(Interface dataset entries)
====

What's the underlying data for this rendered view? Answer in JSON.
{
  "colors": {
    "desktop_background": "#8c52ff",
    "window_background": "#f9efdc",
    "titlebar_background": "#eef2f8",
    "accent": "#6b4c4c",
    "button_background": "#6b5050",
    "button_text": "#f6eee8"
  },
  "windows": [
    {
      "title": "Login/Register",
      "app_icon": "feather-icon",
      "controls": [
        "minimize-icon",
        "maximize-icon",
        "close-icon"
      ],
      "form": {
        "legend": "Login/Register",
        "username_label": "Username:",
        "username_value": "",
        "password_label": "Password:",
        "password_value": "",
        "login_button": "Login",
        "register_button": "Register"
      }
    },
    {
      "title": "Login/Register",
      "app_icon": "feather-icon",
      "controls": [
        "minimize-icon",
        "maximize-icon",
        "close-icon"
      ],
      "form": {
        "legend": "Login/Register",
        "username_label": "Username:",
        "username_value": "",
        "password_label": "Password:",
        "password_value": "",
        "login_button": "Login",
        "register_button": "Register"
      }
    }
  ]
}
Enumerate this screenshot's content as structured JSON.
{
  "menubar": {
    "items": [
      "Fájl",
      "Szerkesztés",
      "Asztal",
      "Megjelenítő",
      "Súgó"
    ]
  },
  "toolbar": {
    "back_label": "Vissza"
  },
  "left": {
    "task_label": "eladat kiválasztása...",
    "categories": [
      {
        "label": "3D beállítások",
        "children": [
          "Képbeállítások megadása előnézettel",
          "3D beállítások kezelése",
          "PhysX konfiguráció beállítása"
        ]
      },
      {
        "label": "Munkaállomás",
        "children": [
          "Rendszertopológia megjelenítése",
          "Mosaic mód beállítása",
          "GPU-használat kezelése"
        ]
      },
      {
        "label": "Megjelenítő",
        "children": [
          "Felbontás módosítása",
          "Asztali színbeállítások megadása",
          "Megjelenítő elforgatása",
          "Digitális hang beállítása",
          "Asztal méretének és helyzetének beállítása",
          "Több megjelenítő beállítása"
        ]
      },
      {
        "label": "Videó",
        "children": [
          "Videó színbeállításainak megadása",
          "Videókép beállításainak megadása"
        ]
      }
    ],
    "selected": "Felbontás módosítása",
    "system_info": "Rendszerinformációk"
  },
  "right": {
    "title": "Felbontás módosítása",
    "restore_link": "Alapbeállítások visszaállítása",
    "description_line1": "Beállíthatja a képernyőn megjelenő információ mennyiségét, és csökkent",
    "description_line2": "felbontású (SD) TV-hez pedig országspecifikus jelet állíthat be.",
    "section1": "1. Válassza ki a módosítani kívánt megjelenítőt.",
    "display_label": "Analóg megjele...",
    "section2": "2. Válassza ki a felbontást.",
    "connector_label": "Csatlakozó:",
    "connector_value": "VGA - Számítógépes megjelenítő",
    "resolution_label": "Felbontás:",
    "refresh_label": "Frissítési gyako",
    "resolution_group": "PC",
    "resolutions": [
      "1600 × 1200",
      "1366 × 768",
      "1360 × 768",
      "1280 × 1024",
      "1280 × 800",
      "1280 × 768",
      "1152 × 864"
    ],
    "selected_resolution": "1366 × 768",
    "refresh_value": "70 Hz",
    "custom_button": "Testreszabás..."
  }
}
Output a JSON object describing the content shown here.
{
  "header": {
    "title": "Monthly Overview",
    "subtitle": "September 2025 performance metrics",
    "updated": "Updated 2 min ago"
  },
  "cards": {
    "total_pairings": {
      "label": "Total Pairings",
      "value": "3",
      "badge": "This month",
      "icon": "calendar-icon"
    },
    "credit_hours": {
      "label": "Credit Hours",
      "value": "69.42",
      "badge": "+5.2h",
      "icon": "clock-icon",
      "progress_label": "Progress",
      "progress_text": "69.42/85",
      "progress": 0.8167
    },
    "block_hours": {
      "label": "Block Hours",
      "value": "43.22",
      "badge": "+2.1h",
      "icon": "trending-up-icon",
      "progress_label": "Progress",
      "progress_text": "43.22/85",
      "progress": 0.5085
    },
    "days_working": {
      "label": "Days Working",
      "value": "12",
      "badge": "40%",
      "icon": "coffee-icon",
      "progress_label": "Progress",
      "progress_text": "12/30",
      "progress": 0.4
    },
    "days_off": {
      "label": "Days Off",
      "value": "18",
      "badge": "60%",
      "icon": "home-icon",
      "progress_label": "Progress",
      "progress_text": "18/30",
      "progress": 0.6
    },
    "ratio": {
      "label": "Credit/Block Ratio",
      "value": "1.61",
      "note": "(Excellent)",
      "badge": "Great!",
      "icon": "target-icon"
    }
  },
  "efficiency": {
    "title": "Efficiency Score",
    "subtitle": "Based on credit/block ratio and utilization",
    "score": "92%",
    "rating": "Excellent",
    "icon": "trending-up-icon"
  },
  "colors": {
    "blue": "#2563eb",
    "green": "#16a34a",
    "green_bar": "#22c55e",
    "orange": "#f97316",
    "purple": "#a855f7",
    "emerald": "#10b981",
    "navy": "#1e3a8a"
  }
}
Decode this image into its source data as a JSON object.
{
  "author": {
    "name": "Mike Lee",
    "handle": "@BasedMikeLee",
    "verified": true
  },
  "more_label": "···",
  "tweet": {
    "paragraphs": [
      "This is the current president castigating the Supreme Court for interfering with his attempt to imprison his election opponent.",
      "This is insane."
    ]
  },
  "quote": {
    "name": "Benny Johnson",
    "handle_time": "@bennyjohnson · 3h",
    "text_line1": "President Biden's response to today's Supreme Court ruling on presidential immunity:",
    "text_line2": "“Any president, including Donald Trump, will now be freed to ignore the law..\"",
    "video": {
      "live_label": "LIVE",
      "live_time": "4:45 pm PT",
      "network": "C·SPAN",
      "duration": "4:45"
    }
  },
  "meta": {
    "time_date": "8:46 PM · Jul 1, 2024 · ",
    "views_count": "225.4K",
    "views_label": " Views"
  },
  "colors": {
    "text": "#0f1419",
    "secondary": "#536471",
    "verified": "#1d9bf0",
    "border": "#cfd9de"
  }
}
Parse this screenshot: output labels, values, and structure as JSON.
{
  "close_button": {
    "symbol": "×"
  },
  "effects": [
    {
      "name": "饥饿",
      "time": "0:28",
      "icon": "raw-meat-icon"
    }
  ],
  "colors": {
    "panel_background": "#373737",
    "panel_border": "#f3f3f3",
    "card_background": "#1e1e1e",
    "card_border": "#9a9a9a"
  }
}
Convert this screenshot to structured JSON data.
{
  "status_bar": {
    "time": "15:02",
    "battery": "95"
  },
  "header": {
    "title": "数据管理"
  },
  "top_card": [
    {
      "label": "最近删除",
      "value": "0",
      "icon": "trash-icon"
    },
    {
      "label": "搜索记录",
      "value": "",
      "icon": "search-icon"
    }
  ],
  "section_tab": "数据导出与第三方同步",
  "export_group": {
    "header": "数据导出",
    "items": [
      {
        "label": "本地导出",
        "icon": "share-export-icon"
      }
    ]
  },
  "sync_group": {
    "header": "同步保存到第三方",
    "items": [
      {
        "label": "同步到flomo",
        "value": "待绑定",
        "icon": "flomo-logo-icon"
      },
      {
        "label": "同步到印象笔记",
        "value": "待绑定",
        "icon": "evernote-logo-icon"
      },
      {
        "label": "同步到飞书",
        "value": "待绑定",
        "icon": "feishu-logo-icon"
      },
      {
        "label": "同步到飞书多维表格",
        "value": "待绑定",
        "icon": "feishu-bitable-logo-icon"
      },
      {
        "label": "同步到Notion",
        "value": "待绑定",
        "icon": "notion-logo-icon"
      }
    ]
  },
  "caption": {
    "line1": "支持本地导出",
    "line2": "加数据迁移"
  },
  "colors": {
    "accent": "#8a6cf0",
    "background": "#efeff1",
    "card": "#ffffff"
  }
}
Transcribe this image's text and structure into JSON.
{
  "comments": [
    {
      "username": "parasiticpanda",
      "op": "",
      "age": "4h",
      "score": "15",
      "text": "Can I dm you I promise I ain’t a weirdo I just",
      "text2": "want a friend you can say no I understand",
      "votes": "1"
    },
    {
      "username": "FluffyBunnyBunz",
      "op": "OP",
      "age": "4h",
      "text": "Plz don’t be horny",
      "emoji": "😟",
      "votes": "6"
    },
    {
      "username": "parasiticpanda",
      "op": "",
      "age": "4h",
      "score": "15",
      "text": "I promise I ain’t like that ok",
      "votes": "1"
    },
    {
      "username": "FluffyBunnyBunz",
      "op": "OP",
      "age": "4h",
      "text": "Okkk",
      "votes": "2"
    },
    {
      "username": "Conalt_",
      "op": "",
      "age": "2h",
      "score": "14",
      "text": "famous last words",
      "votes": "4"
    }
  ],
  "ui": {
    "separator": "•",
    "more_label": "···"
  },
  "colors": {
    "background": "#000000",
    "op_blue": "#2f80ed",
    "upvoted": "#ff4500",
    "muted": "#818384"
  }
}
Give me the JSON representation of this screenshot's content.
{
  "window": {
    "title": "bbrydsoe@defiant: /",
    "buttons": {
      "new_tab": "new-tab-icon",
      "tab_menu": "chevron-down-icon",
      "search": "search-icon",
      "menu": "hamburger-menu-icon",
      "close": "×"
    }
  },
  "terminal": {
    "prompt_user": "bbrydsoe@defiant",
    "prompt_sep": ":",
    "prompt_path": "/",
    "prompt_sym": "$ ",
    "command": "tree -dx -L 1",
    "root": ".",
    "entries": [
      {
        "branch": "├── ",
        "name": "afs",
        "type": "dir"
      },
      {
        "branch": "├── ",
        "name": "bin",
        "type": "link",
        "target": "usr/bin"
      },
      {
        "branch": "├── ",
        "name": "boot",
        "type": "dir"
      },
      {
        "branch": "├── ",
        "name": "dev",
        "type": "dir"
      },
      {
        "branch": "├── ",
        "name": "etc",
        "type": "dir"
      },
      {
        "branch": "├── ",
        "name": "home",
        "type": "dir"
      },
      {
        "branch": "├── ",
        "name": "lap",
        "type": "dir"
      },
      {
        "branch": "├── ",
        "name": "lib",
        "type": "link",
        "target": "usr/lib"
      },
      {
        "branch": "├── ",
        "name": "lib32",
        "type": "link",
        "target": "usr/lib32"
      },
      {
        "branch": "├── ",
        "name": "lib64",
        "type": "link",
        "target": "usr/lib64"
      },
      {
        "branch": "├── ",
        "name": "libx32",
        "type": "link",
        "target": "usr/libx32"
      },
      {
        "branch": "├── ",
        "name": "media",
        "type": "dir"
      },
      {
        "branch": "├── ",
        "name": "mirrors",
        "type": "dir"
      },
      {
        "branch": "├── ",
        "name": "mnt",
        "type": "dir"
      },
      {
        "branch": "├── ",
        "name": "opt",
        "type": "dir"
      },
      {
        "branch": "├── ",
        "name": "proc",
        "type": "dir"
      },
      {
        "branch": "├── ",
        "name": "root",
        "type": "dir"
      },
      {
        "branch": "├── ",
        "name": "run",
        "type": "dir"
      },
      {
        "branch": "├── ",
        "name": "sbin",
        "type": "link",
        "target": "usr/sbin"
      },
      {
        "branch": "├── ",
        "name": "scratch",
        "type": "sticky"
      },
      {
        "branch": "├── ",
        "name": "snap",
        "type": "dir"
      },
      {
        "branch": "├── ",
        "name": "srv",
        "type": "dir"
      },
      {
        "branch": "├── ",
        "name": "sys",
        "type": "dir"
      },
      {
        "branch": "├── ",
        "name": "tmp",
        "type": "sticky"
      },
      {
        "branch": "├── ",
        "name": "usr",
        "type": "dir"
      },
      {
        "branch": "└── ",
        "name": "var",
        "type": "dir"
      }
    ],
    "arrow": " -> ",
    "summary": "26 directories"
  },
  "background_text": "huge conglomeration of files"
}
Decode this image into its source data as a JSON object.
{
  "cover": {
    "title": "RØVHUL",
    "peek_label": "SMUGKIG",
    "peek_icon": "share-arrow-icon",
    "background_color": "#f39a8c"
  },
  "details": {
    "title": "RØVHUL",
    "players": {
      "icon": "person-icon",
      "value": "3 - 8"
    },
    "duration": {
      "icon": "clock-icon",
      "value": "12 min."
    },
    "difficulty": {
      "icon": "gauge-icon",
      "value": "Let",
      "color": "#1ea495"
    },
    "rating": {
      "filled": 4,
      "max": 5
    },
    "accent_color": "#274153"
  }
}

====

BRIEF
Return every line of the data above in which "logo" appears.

RESULT FOR THIS TASK
        "icon": "flomo-logo-icon"
        "icon": "evernote-logo-icon"
        "icon": "feishu-logo-icon"
        "icon": "feishu-bitable-logo-icon"
        "icon": "notion-logo-icon"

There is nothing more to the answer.